CMake Logo

As if C and C++ weren’t complicated enough, building programs written in those languages seems to be even more complicated.

(GNU-)Make, a low-level build tool to manage some of the intricacies of the build, has been invented rather early in history. Today it is considered the “assembly language of a build”.

A number of higher level tools have been designed, to manage most of the rest of the build intricacies, together with some that make has created on its own. One of these tools, CMake, is introduced in this course.

Target Audience

Software developers, mostly. Every developer of a team is concerned about the structure of the project that is maintained by the team. The project’s modules and their interdependencies have to be understood. CMake, if used judiciously, can be used to clearly define project structure.


Toolchain Introduction

What are the problems that CMake solves?

  • Compiler

  • Linker

  • Search paths: header files, libraries

  • Dependencies

How are these solved by CMake? Present a trivial one-level-only CMake project where compilation and linking happens.

Project Structure, Dependencies

As projects become larger, structure is in order. Present a typical project structure where there are separate directories for

  • Libraries/Modules

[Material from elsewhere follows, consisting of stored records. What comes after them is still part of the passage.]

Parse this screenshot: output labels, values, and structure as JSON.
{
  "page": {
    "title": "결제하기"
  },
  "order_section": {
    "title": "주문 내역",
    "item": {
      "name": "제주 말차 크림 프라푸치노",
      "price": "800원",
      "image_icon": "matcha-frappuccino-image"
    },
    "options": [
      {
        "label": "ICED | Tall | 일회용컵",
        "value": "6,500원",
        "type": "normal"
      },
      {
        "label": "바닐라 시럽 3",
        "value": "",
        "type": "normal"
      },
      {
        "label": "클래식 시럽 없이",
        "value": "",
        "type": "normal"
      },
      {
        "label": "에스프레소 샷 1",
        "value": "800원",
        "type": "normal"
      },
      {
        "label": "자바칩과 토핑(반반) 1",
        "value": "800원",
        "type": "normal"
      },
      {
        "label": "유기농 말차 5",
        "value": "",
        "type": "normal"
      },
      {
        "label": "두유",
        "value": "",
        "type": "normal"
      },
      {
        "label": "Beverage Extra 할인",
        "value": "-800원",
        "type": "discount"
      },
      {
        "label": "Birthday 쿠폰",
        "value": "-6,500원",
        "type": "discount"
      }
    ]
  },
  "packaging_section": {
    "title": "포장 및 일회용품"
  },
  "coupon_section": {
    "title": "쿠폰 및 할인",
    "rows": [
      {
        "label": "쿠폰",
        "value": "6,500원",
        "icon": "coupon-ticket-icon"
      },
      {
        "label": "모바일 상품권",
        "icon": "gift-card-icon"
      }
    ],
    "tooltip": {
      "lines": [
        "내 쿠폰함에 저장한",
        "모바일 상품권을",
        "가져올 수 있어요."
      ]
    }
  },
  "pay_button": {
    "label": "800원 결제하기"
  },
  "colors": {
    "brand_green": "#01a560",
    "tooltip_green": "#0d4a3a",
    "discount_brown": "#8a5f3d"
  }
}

  • Executables

  • Data files

External Dependencies

CMake has so-called “Find Modules” to incorporate code that is not owned by the project, but only used by it.

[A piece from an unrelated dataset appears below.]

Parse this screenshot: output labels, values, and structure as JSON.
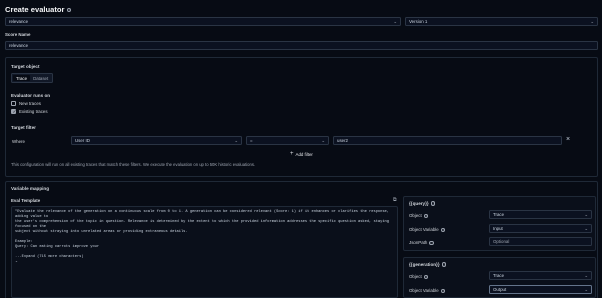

  • Quickly introduce what that is

  • Provide a number of examples

  • See how a project can react if one such external dependency is not found (optional code)

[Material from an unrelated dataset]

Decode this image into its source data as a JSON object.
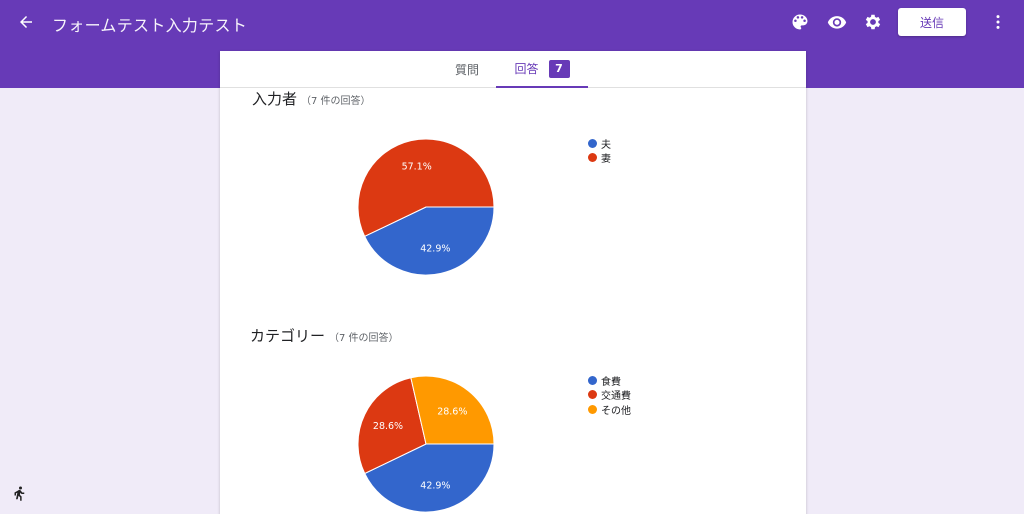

Code Generators

Traditionally, lexers and parser generators (just as a typical example) generate code that has to be built by the project.

  • Show what problems arise when such generators are use naively

  • Show how generators are integrated in a CMake project

Automatic Testing

Today’s software standards dictate that a project use unit testing (see for example Unit Testing With googletest). See how that can be integrated with CMake.

Installation And Deployment

  • Installation is referred to as locally building code inside the build directory, and that transferring the artifact (executables and libraries, usually) into a well-known location where they are found by others.

  • Deployment usually means packaging a project, and making it available for installation on other machines - often together with cross compiliation